In the basic mode – when the oil is more viscous and the degree of damping less pronounced – the TT rolls surprisingly smoothly; this is ideal for long-distance driving or uneven road surfaces. In the Sport mode, by contrast – when the oil is less viscous – it reveals an extremely dynamic character that is manifested by a resolutely firm grip of the road surface. Rolling movements are suppressed from the very moment the steering is turned even more effectively than in the basic suspension setting, and the steering response is further improved. The self-steering behaviour is further optimised by the specific stabilisation provided for each individual wheel, resulting in a driving feel reminiscent of a go-kart.
Audi Magnetic Ride is based on a magneto-rheological principle.
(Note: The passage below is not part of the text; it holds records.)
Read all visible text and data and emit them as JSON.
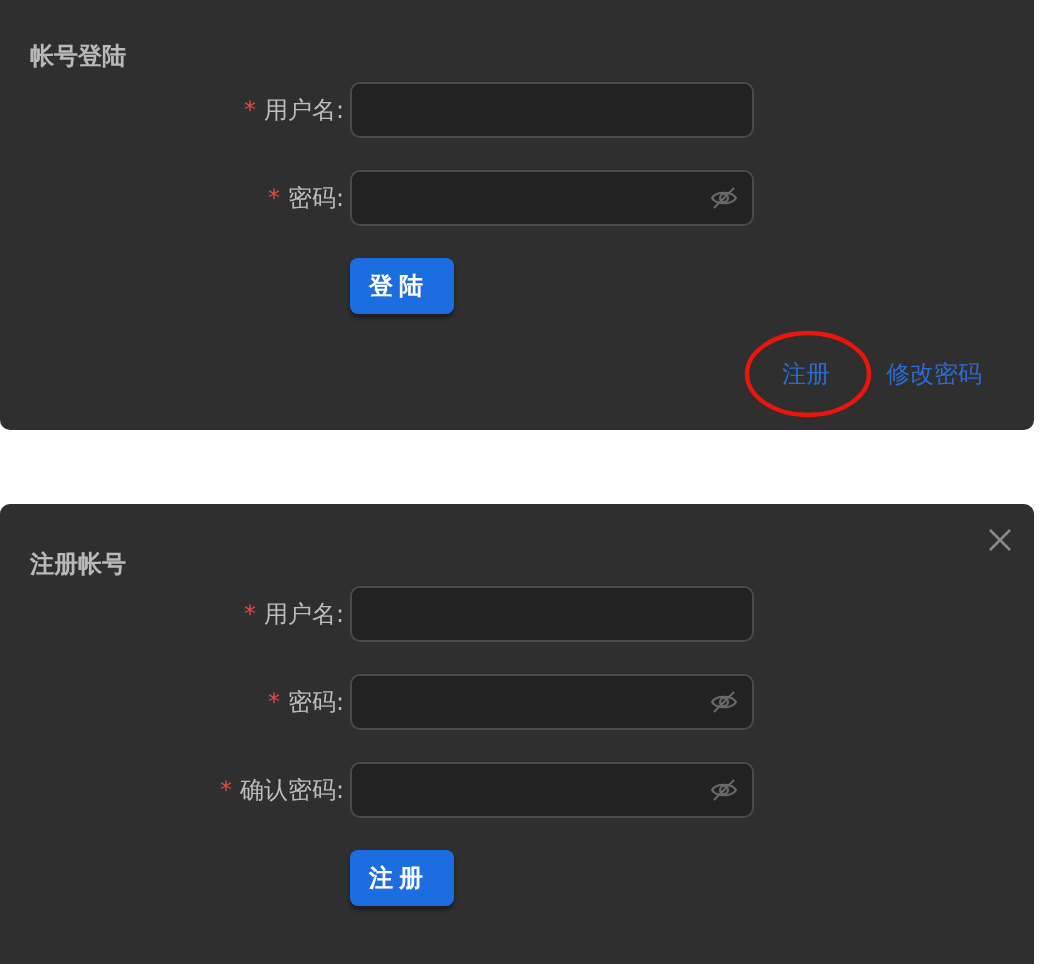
{
  "login_panel": {
    "title": "帐号登陆",
    "fields": [
      {
        "required_mark": "*",
        "label": "用户名:",
        "kind": "text"
      },
      {
        "required_mark": "*",
        "label": "密码:",
        "kind": "password"
      }
    ],
    "submit": "登陆",
    "links": [
      {
        "label": "注册",
        "circled": true
      },
      {
        "label": "修改密码",
        "circled": false
      }
    ]
  },
  "register_panel": {
    "title": "注册帐号",
    "fields": [
      {
        "required_mark": "*",
        "label": "用户名:",
        "kind": "text"
      },
      {
        "required_mark": "*",
        "label": "密码:",
        "kind": "password"
      },
      {
        "required_mark": "*",
        "label": "确认密码:",
        "kind": "password"
      }
    ],
    "submit": "注册"
  }
}
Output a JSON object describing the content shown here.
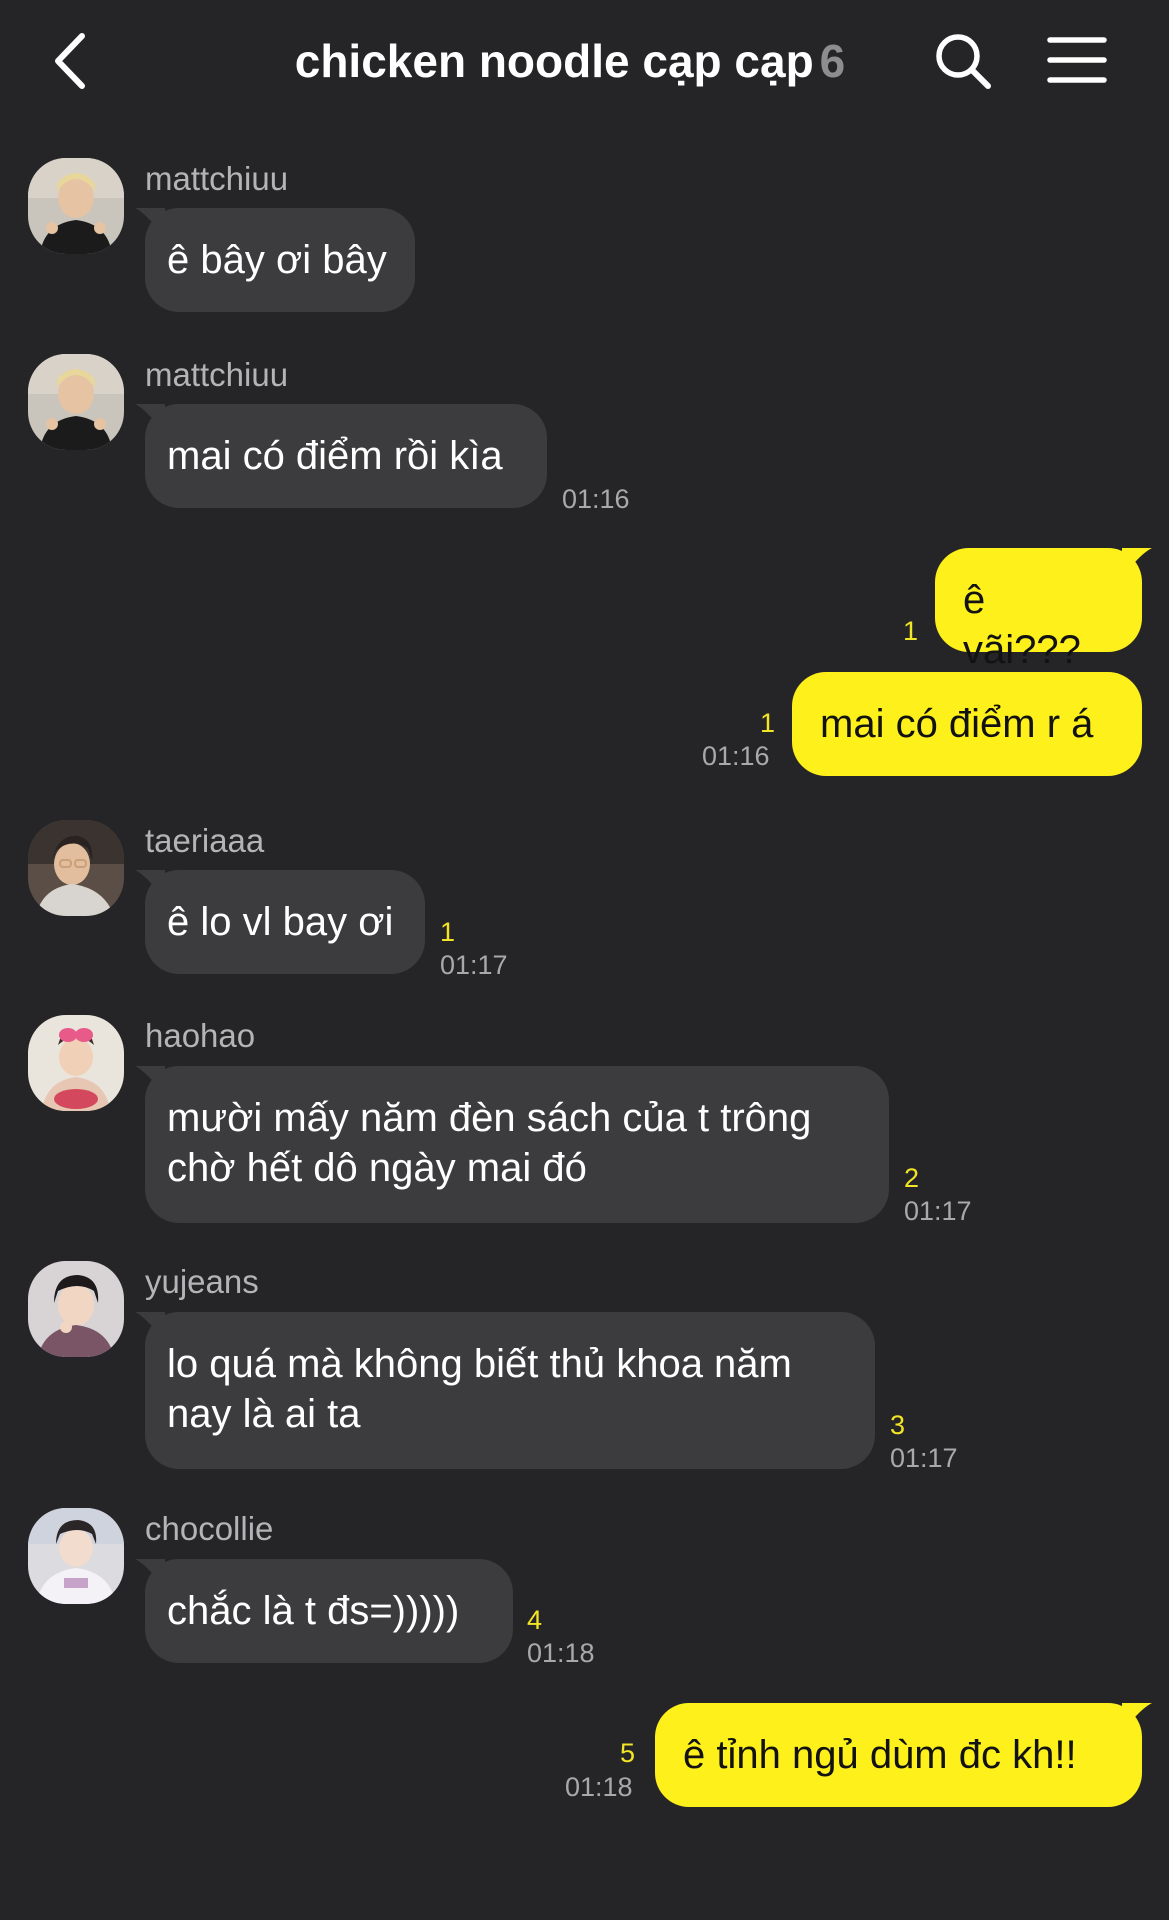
{
  "header": {
    "title": "chicken noodle cạp cạp",
    "member_count": "6",
    "back_icon": "chevron-left-icon",
    "search_icon": "search-icon",
    "menu_icon": "hamburger-menu-icon"
  },
  "colors": {
    "background": "#252527",
    "incoming_bubble": "#3c3c3e",
    "outgoing_bubble": "#fef01b",
    "unread_count": "#f2e426",
    "timestamp": "#a9a9ac"
  },
  "messages": [
    {
      "sender": "mattchiuu",
      "text": "ê bây ơi bây"
    },
    {
      "sender": "mattchiuu",
      "text": "mai có điểm rồi kìa",
      "time": "01:16"
    },
    {
      "text": "ê vãi???",
      "unread": "1"
    },
    {
      "text": "mai có điểm r á",
      "unread": "1",
      "time": "01:16"
    },
    {
      "sender": "taeriaaa",
      "text": "ê lo vl bay ơi",
      "unread": "1",
      "time": "01:17"
    },
    {
      "sender": "haohao",
      "text": "mười mấy năm đèn sách của t trông chờ hết dô ngày mai đó",
      "unread": "2",
      "time": "01:17"
    },
    {
      "sender": "yujeans",
      "text": "lo quá mà không biết thủ khoa năm nay là ai ta",
      "unread": "3",
      "time": "01:17"
    },
    {
      "sender": "chocollie",
      "text": "chắc là t đs=)))))",
      "unread": "4",
      "time": "01:18"
    },
    {
      "text": "ê tỉnh ngủ dùm đc kh!!",
      "unread": "5",
      "time": "01:18"
    }
  ]
}
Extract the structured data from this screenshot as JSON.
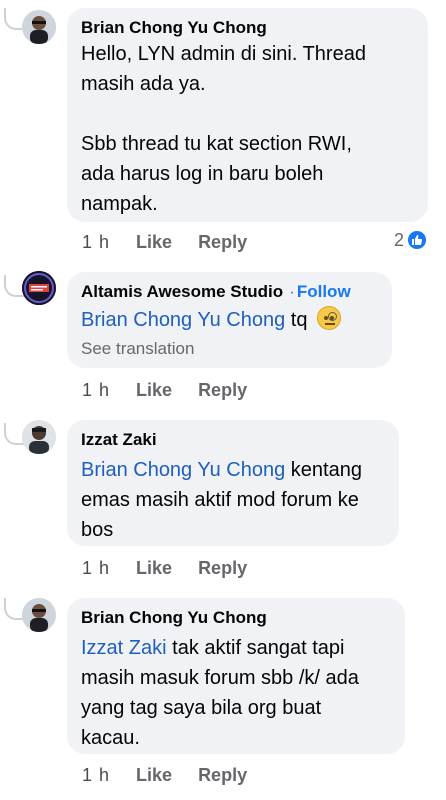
{
  "comments": [
    {
      "author": "Brian Chong Yu Chong",
      "lines": [
        "Hello, LYN admin di sini. Thread",
        "masih ada ya.",
        "",
        "Sbb thread tu kat section RWI,",
        "ada harus log in baru boleh",
        "nampak."
      ],
      "time": "1 h",
      "like": "Like",
      "reply": "Reply",
      "reaction_count": "2"
    },
    {
      "author": "Altamis Awesome Studio",
      "follow_sep": "·",
      "follow": "Follow",
      "mention": "Brian Chong Yu Chong",
      "text": "tq",
      "see_translation": "See translation",
      "time": "1 h",
      "like": "Like",
      "reply": "Reply"
    },
    {
      "author": "Izzat Zaki",
      "mention": "Brian Chong Yu Chong",
      "line1_rest": "kentang",
      "line2": "emas masih aktif mod forum ke",
      "line3": "bos",
      "time": "1 h",
      "like": "Like",
      "reply": "Reply"
    },
    {
      "author": "Brian Chong Yu Chong",
      "mention": "Izzat Zaki",
      "line1_rest": "tak aktif sangat tapi",
      "line2": "masih masuk forum sbb /k/ ada",
      "line3": "yang tag saya bila org buat",
      "line4": "kacau.",
      "time": "1 h",
      "like": "Like",
      "reply": "Reply"
    }
  ],
  "colors": {
    "mention": "#1e5fbf",
    "bubble": "#f0f2f5",
    "follow": "#1877f2"
  }
}
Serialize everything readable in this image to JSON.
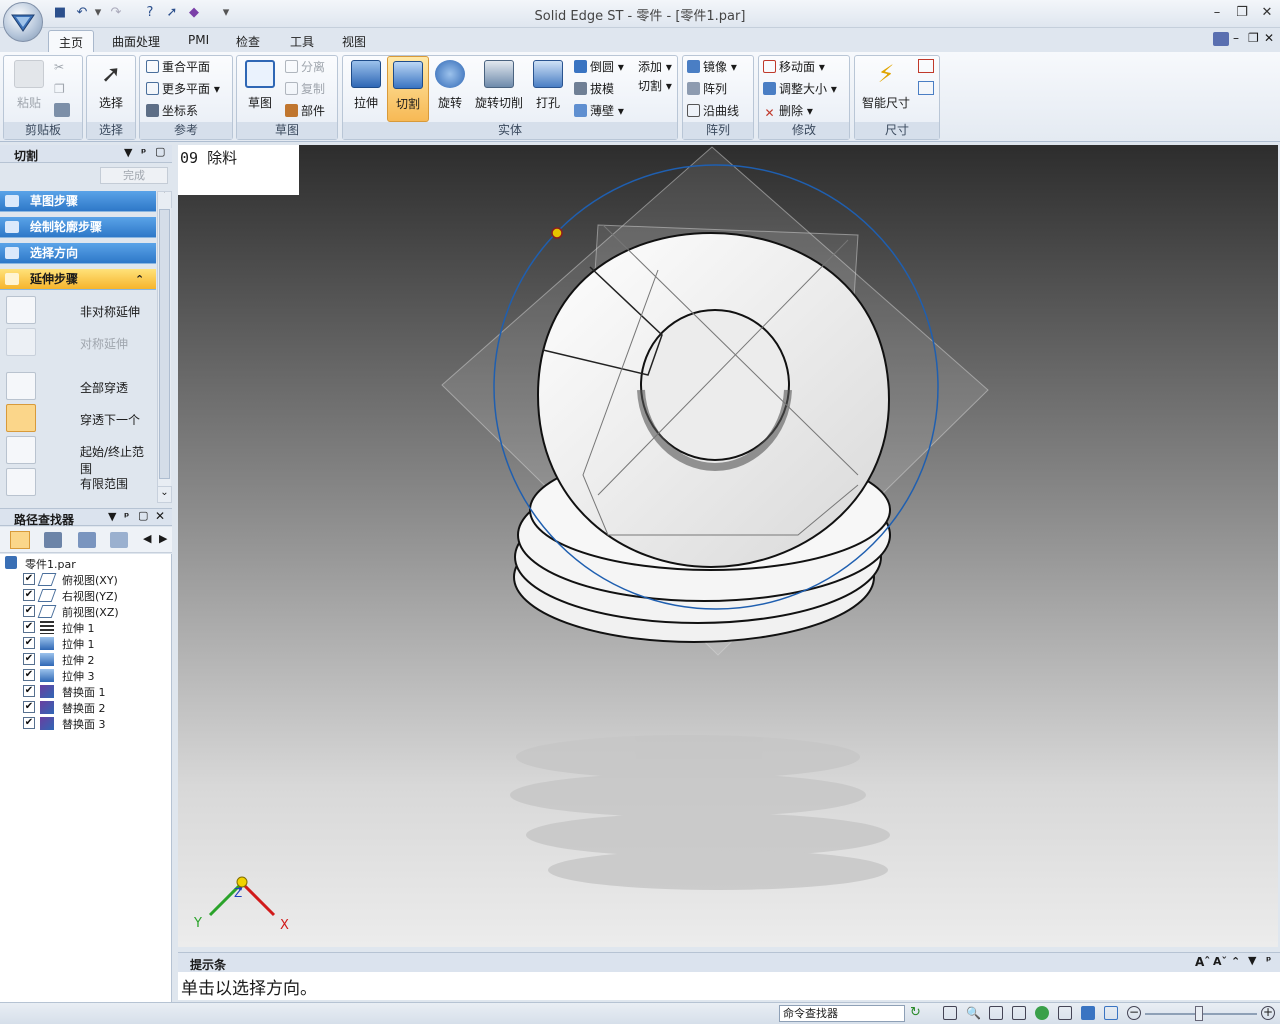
{
  "window": {
    "title": "Solid Edge ST - 零件 - [零件1.par]",
    "minimize": "–",
    "restore": "❐",
    "close": "✕"
  },
  "qat": {
    "dropdown": "▾"
  },
  "tabs": [
    "主页",
    "曲面处理",
    "PMI",
    "检查",
    "工具",
    "视图"
  ],
  "ribbon": {
    "clipboard": {
      "label": "剪贴板",
      "paste": "粘贴"
    },
    "select": {
      "label": "选择",
      "select": "选择"
    },
    "reference": {
      "label": "参考",
      "coincident_plane": "重合平面",
      "more_planes": "更多平面",
      "coord_system": "坐标系"
    },
    "sketch": {
      "label": "草图",
      "sketch": "草图",
      "separate": "分离",
      "copy": "复制",
      "part": "部件"
    },
    "solids": {
      "label": "实体",
      "extrude": "拉伸",
      "cut": "切割",
      "revolve": "旋转",
      "revolve_cut": "旋转切削",
      "hole": "打孔",
      "round": "倒圆",
      "draft": "拔模",
      "thin_wall": "薄壁",
      "add": "添加",
      "cut_small": "切割"
    },
    "pattern": {
      "label": "阵列",
      "mirror": "镜像",
      "pattern": "阵列",
      "along_curve": "沿曲线"
    },
    "modify": {
      "label": "修改",
      "move_face": "移动面",
      "resize": "调整大小",
      "delete": "删除"
    },
    "dimension": {
      "label": "尺寸",
      "smart_dimension": "智能尺寸"
    }
  },
  "cut_panel": {
    "title": "切割",
    "finish": "完成",
    "steps": [
      "草图步骤",
      "绘制轮廓步骤",
      "选择方向",
      "延伸步骤"
    ],
    "options": [
      {
        "label": "非对称延伸",
        "enabled": true
      },
      {
        "label": "对称延伸",
        "enabled": false
      },
      {
        "label": "全部穿透",
        "enabled": true
      },
      {
        "label": "穿透下一个",
        "enabled": true,
        "selected": true
      },
      {
        "label": "起始/终止范围",
        "enabled": true
      },
      {
        "label": "有限范围",
        "enabled": true
      }
    ]
  },
  "pathfinder": {
    "title": "路径查找器",
    "root": "零件1.par",
    "items": [
      "俯视图(XY)",
      "右视图(YZ)",
      "前视图(XZ)",
      "拉伸 1",
      "拉伸 1",
      "拉伸 2",
      "拉伸 3",
      "替换面 1",
      "替换面 2",
      "替换面 3"
    ]
  },
  "viewport": {
    "step_label": "09 除料",
    "axes": {
      "x": "X",
      "y": "Y",
      "z": "Z"
    }
  },
  "prompt_bar": {
    "title": "提示条",
    "text": "单击以选择方向。"
  },
  "status_bar": {
    "command_finder": "命令查找器"
  },
  "colors": {
    "accent_active": "#f6b42c",
    "step_bar": "#2e78c8",
    "circle_outline": "#1f5fb0"
  }
}
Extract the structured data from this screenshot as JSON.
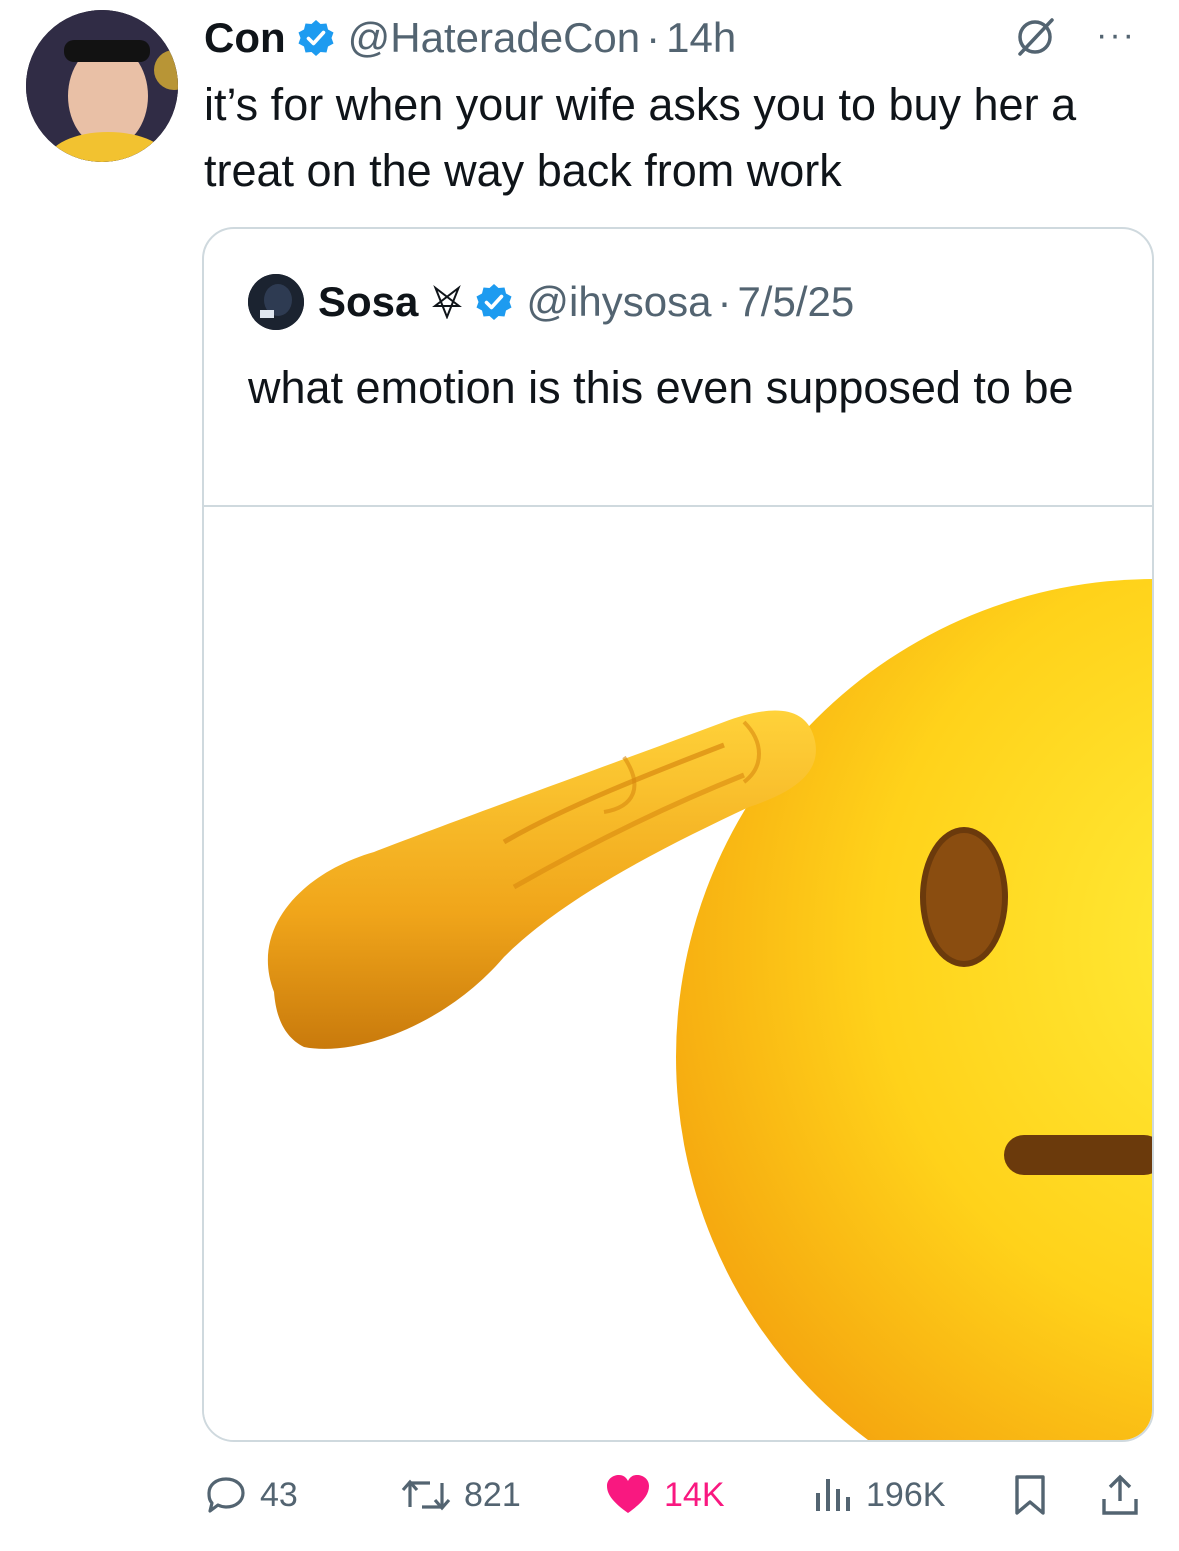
{
  "tweet": {
    "author_name": "Con",
    "handle": "@HateradeCon",
    "separator": "·",
    "time": "14h",
    "more_label": "···",
    "text": "it’s for when your wife asks you to buy her a treat on the way back from work"
  },
  "quote": {
    "author_name": "Sosa",
    "handle": "@ihysosa",
    "separator": "·",
    "date": "7/5/25",
    "text": "what emotion is this even supposed to be",
    "media": "saluting-face emoji"
  },
  "actions": {
    "replies": "43",
    "reposts": "821",
    "likes": "14K",
    "views": "196K"
  },
  "colors": {
    "verified": "#1d9bf0",
    "like": "#f91880",
    "muted": "#536471",
    "border": "#cfd9de"
  }
}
When in a magnetic field, small iron particles in the suspension fluid align themselves in the direction of the magnetic flux. The electromagnetic coil is integrated into the damper piston in such a way that when it is energized the magnetic flux runs exactly transversely to the admission ports in the damper piston. If the piston moves, the aligned iron particles create flow resistance in the flowing suspension fluid.

Sunday, 1 April 2012

Hydractive Suspension

Hydractive Suspension is a new automotive technology introduced by the French manufacturer Citroen in 1990. It describes a development of the 1954 Hydropneumatic suspension design using additional electronic sensors and driver control of suspension performance. The driver can make the suspension stiffen (sport mode) or ride in outstanding comfort (soft mode). Sensors in the steering, brakes, suspension, throttle pedal and gearbox feed information on the car's speed, acceleration, and road conditions to on-board computers. Where appropriate, and within milliseconds, these computers switch an extra pair of suspension spheres in or out of the circuit, to allow the car a smooth supple ride in normal circumstances, or greater roll resistance for better handling in corners. This development keeps Citroen in the forefront of suspension design, given the widespread goal in the auto industry of an active suspension system. All auto suspension is a compromise between comfort and handling. Auto manufacturers try to balance these aims and locate new technologies that offer more of both.